Denmark said the new rules may add “substantially” to banks’ existing capital requirements. Business Minister Brian Mikkelsen said he’ll work to ensure the rules don’t hit credit institutions “unnecessarily hard,” according to a statement on the ministry’s website. A government-appointed panel has estimated the new Basel rules would add as much as 83 billion kroner ($13 billion) to the biggest Danish banks’ requirements by 2027.

 

Sweden’s Financial Supervisory Authority will “wait for new EU regulations before we can decide on new requirements,” Director Erik Thedeen said in a statement on Thursday.

 

The FSA “does not intend to mechanically increase capital requirements as an effect of new Basel standards,” he said. But the regulator “still sees that large capital buffers in banks are central to financial stability, and it cannot be ruled out that the capital levels in Swedish banks may need to increase when the agreement is implemented.”

 

Scandinavia’s financial industry has argued that the rules will hit banks unduly harshly by failing to take into account their low default histories.

 

“It is not reasonable that Swedish banks, which are already among the best capitalized banks in the world, will suffer harder than other banks by the new Basel regulatory framework,” Lindberg at the Swedish Bankers’ Association said. “We assume that the implementation in the EU and Sweden takes place in a manner that does not jeopardize the risk-based capital requirements that are successfully used in Sweden.”

 


 

Source:
courtesy of BLOOMBERG

by Tasneem Hanfi Brogger

 

If you have any stories or news that you would like to share with the global online community, please feel free to share it with us by contacting us directly at [email protected]

 

Related News


Existing Govt Still Right One – Musa

 2018-02-24 09:17:24
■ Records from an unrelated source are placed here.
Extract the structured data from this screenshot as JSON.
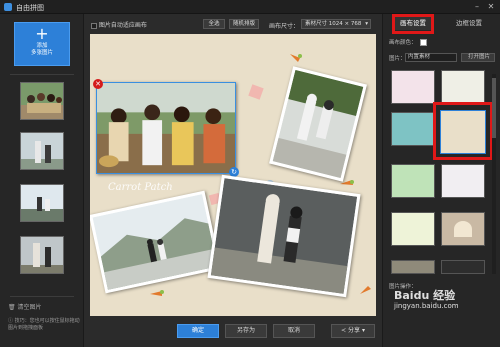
{
  "window": {
    "title": "自由拼图",
    "controls": [
      "minimize",
      "close"
    ]
  },
  "left_panel": {
    "add_button": {
      "icon": "plus-icon",
      "label": "添加\n多张图片"
    },
    "thumbnails": [
      "photo-group",
      "photo-statue-1",
      "photo-statue-2",
      "photo-statue-3"
    ],
    "clear_button": "清空图片",
    "tip": "技巧：您也可以按住鼠标拖动图片到拖拽面板"
  },
  "toolbar": {
    "auto_fill_checkbox": "图片自动适应画布",
    "select_all": "全选",
    "random_layout": "随机排版",
    "canvas_size_label": "画布尺寸：",
    "canvas_size_value": "素材尺寸 1024 × 768"
  },
  "bottom_bar": {
    "confirm": "确定",
    "save_as": "另存为",
    "cancel": "取消",
    "share": "分享"
  },
  "right_panel": {
    "tabs": [
      {
        "label": "画布设置",
        "active": true
      },
      {
        "label": "边框设置",
        "active": false
      }
    ],
    "bg_color_label": "画布颜色：",
    "bg_color_value": "#ffffff",
    "image_label": "图片：",
    "image_select": "内置素材",
    "open_image": "打开图片",
    "image_ops_label": "图片操作："
  },
  "canvas_text": "Carrot Patch",
  "watermark": {
    "brand": "Baidu 经验",
    "url": "jingyan.baidu.com"
  },
  "colors": {
    "accent": "#2d80d8",
    "highlight": "#e01818",
    "canvas": "#e9dfc9"
  }
}
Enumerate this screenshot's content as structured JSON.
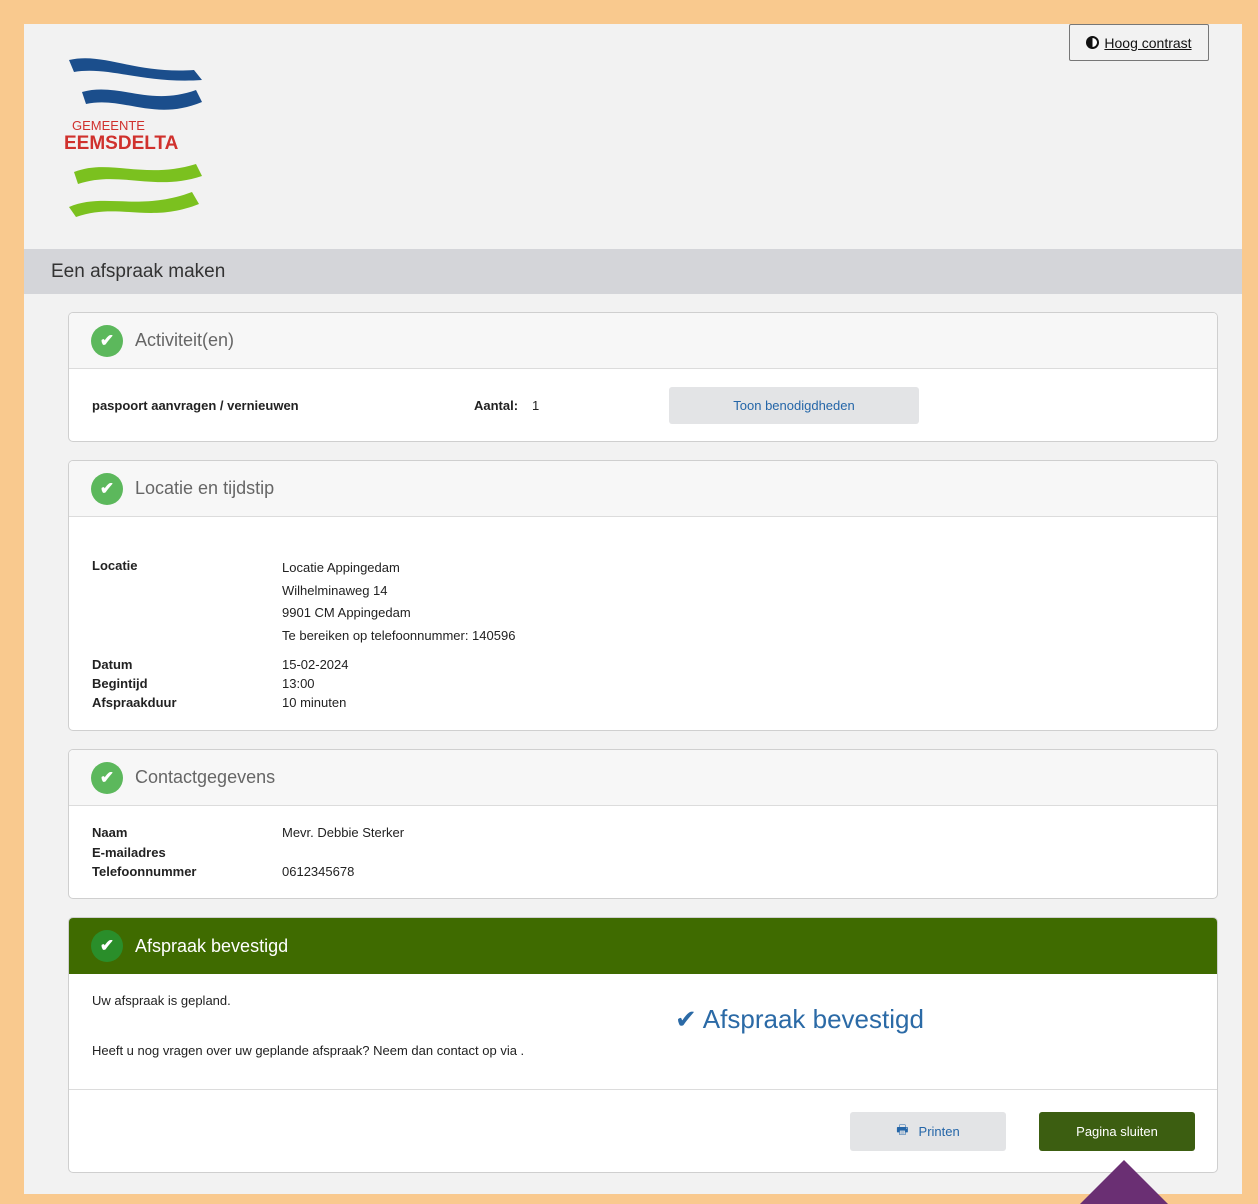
{
  "header": {
    "contrast_label": "Hoog contrast",
    "logo_line1": "GEMEENTE",
    "logo_line2": "EEMSDELTA",
    "band_title": "Een afspraak maken"
  },
  "colors": {
    "logo_blue": "#1b4e8c",
    "logo_red": "#d0312d",
    "logo_green": "#7bc11f",
    "confirmed_header": "#3f6b00",
    "check_green": "#5cb85c",
    "accent_link": "#2566a8",
    "outer_background": "#f9c98e"
  },
  "activities": {
    "title": "Activiteit(en)",
    "name": "paspoort aanvragen / vernieuwen",
    "count_label": "Aantal:",
    "count_value": "1",
    "button_label": "Toon benodigdheden"
  },
  "location": {
    "title": "Locatie en tijdstip",
    "location_label": "Locatie",
    "address": [
      "Locatie Appingedam",
      "Wilhelminaweg 14",
      "9901 CM Appingedam",
      "Te bereiken op telefoonnummer: 140596"
    ],
    "date_label": "Datum",
    "date_value": "15-02-2024",
    "start_label": "Begintijd",
    "start_value": "13:00",
    "duration_label": "Afspraakduur",
    "duration_value": "10 minuten"
  },
  "contact": {
    "title": "Contactgegevens",
    "name_label": "Naam",
    "name_value": "Mevr. Debbie Sterker",
    "email_label": "E-mailadres",
    "email_value": "",
    "phone_label": "Telefoonnummer",
    "phone_value": "0612345678"
  },
  "confirmation": {
    "title": "Afspraak bevestigd",
    "line1": "Uw afspraak is gepland.",
    "line2": "Heeft u nog vragen over uw geplande afspraak? Neem dan contact op via .",
    "big_label": "Afspraak bevestigd",
    "print_label": "Printen",
    "close_label": "Pagina sluiten"
  },
  "icons": {
    "contrast": "contrast-icon",
    "check": "check-circle-icon",
    "print": "printer-icon",
    "confirm": "checkmark-icon"
  }
}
Rohingya Villages Destroyed 'To Erase Evidence'

 2018-02-24 09:26:13

Anbang Seizure Whets Buyers' Appetites for Buildings Across U.S.

 2018-02-24 10:04:42